- I’m a people-pleaser. I like people and I love making them happy. This goes hand-in-hand with my inability to say no and is most often the nail in my self-created coffin. I detest the thought of disappointing others. That being said, I always try to make time for everyone (except myself). Putting myself first is not in my nature, and this was truly a struggle. To me, it feels selfish to take time to myself (however, this is not actually the case). I had to actively remind myself that it’s okay to take a step back and take care of myself first. In short, you cannot pour from an empty cup.
So what did you actually accomplish, Brittany?
- I bought erasable pens. The future isn’t set in stone and neither is your schedule. I am a creature of habit and I do my best to fit my schedule together like a puzzle. Despite my best efforts, things change constantly (which is neither good nor bad). Change can suck, but it’s a lot better when you can erase the pen you wrote in.
- I used my ABC’s. To combat my loss of sanity, I started making A and B lists. My “A” list consists of things that must be done immediate-ishly, while my “B” list houses the less important/urgent tasks. This tool forced me to reassess my priorities and determine if things were urgent, important, or both. Say farewell to hot potatoes and reprioritize!

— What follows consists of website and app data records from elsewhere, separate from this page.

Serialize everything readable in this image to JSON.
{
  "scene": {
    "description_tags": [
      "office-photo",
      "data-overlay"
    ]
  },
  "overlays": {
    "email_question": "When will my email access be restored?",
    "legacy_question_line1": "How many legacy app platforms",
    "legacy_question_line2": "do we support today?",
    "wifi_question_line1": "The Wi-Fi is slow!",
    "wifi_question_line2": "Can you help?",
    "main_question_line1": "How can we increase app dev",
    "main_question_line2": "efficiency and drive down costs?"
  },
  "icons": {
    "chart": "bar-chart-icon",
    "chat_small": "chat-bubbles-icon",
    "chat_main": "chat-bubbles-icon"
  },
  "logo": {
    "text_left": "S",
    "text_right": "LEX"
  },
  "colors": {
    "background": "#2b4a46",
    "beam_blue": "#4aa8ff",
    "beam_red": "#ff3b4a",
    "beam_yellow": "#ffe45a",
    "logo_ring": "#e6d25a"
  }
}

- Stop, collaborate and (breathe). Two heads are better than one sometimes. If you’re feeling overwhelmed, find someone to talk to. Chances are, others are willing to help you out if you just ask them and have a conversation. If you’re like me, you have the tendency to run 100 mph with your hair on fire regardless of what you’re doing. That being said, don’t forget to stop and breathe. Recently, I downloaded a new app that reminds me to stop multiple times a day and just breathe. Incidentally, my heart rate slows and my thoughts become clearer which makes all of my tasks far more manageable (Imagine that!).

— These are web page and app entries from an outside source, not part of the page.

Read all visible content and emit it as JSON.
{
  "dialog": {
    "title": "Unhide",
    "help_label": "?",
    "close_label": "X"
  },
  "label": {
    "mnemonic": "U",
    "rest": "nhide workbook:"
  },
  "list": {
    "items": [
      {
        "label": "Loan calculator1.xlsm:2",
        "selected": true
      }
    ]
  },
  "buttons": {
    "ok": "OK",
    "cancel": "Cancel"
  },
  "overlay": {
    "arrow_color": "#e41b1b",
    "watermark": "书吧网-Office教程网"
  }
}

- Disappointing someone does not make you a disappointment. “Disappointed” is one of the worst words in the dictionary. I would honestly rather hear someone say they hate me than say they are disappointed with/in me. Despite my best intentions, it is inevitable that I will disappoint someone, somewhere, at some point. It happens to everyone, and you have to learn to be okay with it. Saying “no” does not make you a bad person (even if you disappoint someone). I said “no” a lot these past couple of weeks, and so far all of my friends and family members are still talking to me. Say “no” sometimes, I promise it will be okay.
UN-PAUSE! Fast forward to now. I’m still standing and still have yet to grow green fur and shout “Bah humbug” at small children. These past couple of weeks have been a challenge. Going against my nature isn’t easy but it was absolutely worth it. I sang some Christmas songs over the weekend (without cringing), had our holiday pictures taken, and took some time to bask in the glory of our beloved Christmas tree. For those of you waiting on a cookie update, wait no more! Mom’s famous Christmas cookies will be coming out of a piping hot oven somewhere near you! I’m still going 100 mph and working a lot of overtime, but I’m a lot happier. Most importantly, I began to notice (and take part in) the holiday spirit around me. All it took was a little re-prioritization, a few “no’s” and some erasable pens.
Happy Holidays, my friends! I hope your season is full of friends, family, food, and warmth.